  • positive activities – positive leisure activities including boxing, football, film workshops
  • family support – we provide parental and family support and advice
  • groups – we use a variety of groupwork activities including:
    • After the Hype (pathways out of crime)
    • Aspire Higher (life skills)
    • Exodus (mentoring support)
    • Guest of Honour (positive role-modelling for Black children)
    • Street Doctors (emergency first aid)
    • Ether Project (personal development and leadership skills)
  • Old Bailey day trip – a trip to the highest criminal court which covers, how the court works and weapons awareness
  • Houses of Parliament day trip – a trip to Westminster to show how the government and voting works

You can also access other support for you and your family to help with any problems you or your wider family are experiencing. Refer to Haringey Council's Early Help and Prevention Offer (PDF, 177KB)

Back to top

Your appointments with us

You will be given your first appointment while at court. You can also get phone call and text reminders.

It is important that you are on time or it may not be possible to see you and the appointment will have to be rescheduled.

If you are unable to come to your appointment it is vital that you let us know beforehand. You must have a good reason and have a doctor’s letter or medical certificate if you are too unwell to attend.

You should not bring friends with you. They will be asked to leave the premises.

Your case manager will meet with you and will ask questions about you, your family, your education, lifestyle and why you got into trouble. You will then both agree upon a plan of work to be undertaken during the course of your intervention/order.

We operate a Child First approach which means you will be treated as a child first and not an offender. We aim to develop and work on your strengths in order for you to fulfil your potential

Back to top

Support for parents

As children get older and become more independent, the relationship between parents and children can deteriorate and furthermore parents can lose confidence in their ability to parent their child.

Lack of firm boundaries and appropriate discipline may lead to children:

  • refusing to go to school.
  • displaying anti-social behaviour.
  • getting involved in criminal activities.
  • misusing drugs/alcohol.

In some instances, this can lead to parents having to deal with the legal system, leaving them feeling confused and angry.

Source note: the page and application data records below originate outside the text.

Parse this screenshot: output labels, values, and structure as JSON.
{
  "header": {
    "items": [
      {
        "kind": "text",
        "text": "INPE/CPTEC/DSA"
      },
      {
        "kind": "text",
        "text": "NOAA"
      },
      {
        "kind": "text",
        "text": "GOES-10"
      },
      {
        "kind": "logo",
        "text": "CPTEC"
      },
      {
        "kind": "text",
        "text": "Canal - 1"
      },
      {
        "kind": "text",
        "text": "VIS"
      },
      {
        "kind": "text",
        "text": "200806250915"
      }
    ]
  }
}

How we work with parents

Haringey Youth Justice Service parent support service works with parents in 3 ways:

1. Voluntarily

Many parents want and may even ask for support. The YJS may work with parents on a voluntary basis without using a contract or order. We also offer parent drop-in sessions where you can raise any issues/concerns directly with managers.

You can also access our range of courses which offer parents support on a range of issues to help.

2. Parenting contract

Entering into a parenting contract means agreeing the support offered by the YJS. The contract is drawn up between the parent/carer and the YJS and is signed by both parties. It is not compulsory, but refusal to engage when need for support or guidance has been recognised could be used as evidence in Court when applying for a Parenting Order.

3. Parenting Order

If the parent is unwilling to cooperate, but the need for support has been assessed, the YJS can apply for or recommend a Parenting Order from the Court.

What support can we offer?

The YJS can offer support and guidance in a number of practical ways:

How can the support sessions help parents?

  • Recognition – parents are helped to identify the problem behaviours and look at the possible triggers and resulting consequences.
  • Support – by sharing their experiences parents generate enthusiasm and support for each other.
  • Good to talk – communication is improved at home and relationships are made stronger.
  • Fun – help parents to re-discover that families can be fun.
  • Building relations – helps with communication, especially with family members.

Back to top



Page last updated:

February 21, 2023